‘Sea Smoke,’ Glassy Harbors and Steaming Chowder
Our transport boat slowly chugs within the thick soupy fog, maneuvering around anchored sailboats, streamlined pleasure craft and rusting fishing vessels stacked with mesh lobster traps. It’s early morning in Camden, Maine while sailing atop its glassy harbor, and within minutes we’re close enough to shore to see three 150-year-old schooners berthed next to briny docks.
“They call it sea smoke,” says our tour guide, describing the fog that often hovers atop the water. It smothers harbor islands and even drifts inland to shroud church steeples and hilly inclines.
That was the scene one early morning during my 11-day New England Grand Cruise aboard American Cruise Line’s American Constitution, on a journey that departs Boston and visits nine ports of call along the craggy shorelines of Maine, Massachusetts and Rhode Island. At several stops, I see squawking seagulls fluttering along the harbors and docks where aromas of steaming lobster and clam chowder waft within pier-top restaurants. And close by are the modest homes – although now expensive – that were once owned by the sea captains of yesteryear.
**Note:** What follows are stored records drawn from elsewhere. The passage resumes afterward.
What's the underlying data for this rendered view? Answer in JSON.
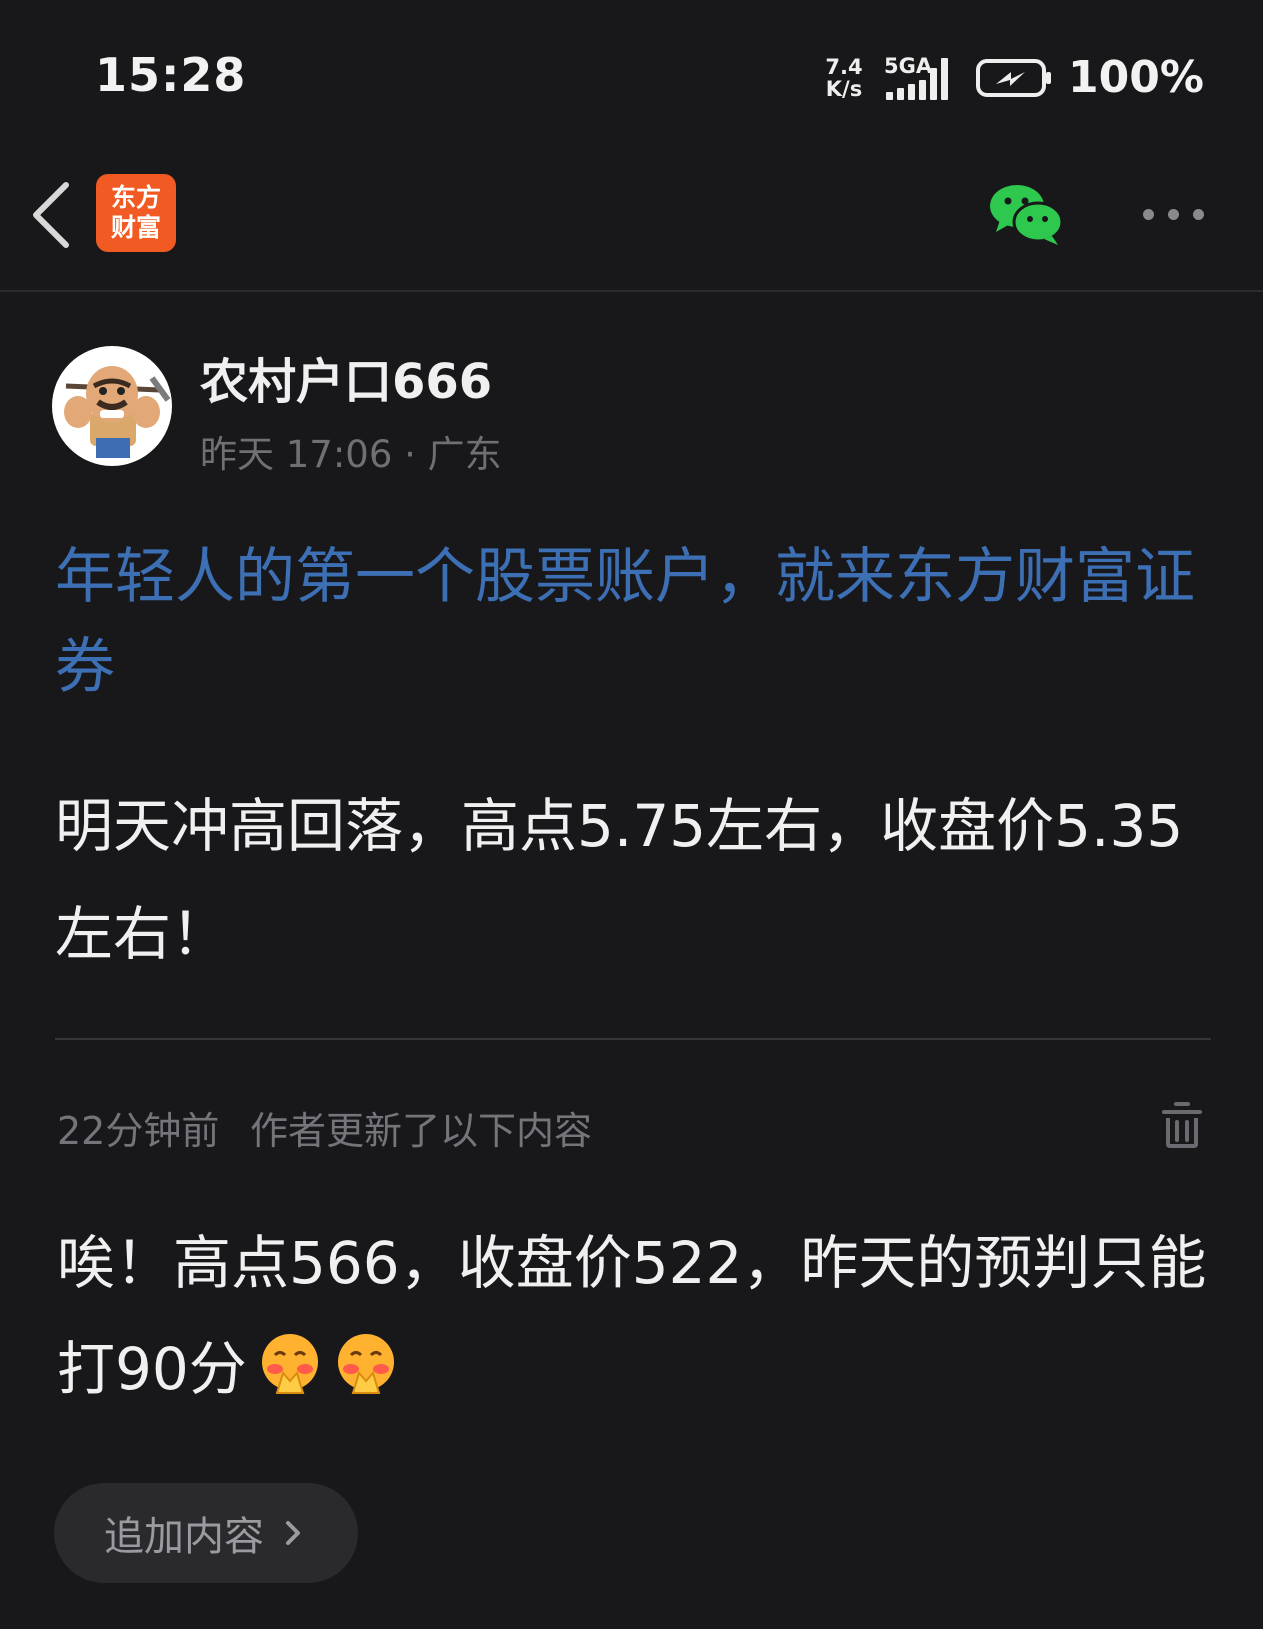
{
  "status_bar": {
    "time": "15:28",
    "net_speed_value": "7.4",
    "net_speed_unit": "K/s",
    "signal_label": "5GA",
    "battery_percent": "100%"
  },
  "header": {
    "logo_line1": "东方",
    "logo_line2": "财富",
    "icons": {
      "back": "chevron-left-icon",
      "share": "wechat-icon",
      "more": "more-dots-icon"
    }
  },
  "post": {
    "author_name": "农村户口666",
    "meta": "昨天 17:06 · 广东",
    "promo_link": "年轻人的第一个股票账户，就来东方财富证券",
    "body": "明天冲高回落，高点5.75左右，收盘价5.35左右！"
  },
  "update": {
    "time": "22分钟前",
    "note": "作者更新了以下内容",
    "text": "唉！高点566，收盘价522，昨天的预判只能打90分",
    "emoji_count": 2
  },
  "append_button": {
    "label": "追加内容"
  },
  "colors": {
    "background": "#18181b",
    "link": "#3d6fb4",
    "brand": "#f25a24",
    "wechat": "#2dc84d"
  }
}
Click on the below link to my story published in the August 2019 issue of Porthole Cruise Magazine, describing what I found in ports of call including Portland, Bar Harbor, Camden, Boothbay Harbor, Rockland, Gloucester, Newport, Martha’s Vineyard and Provincetown.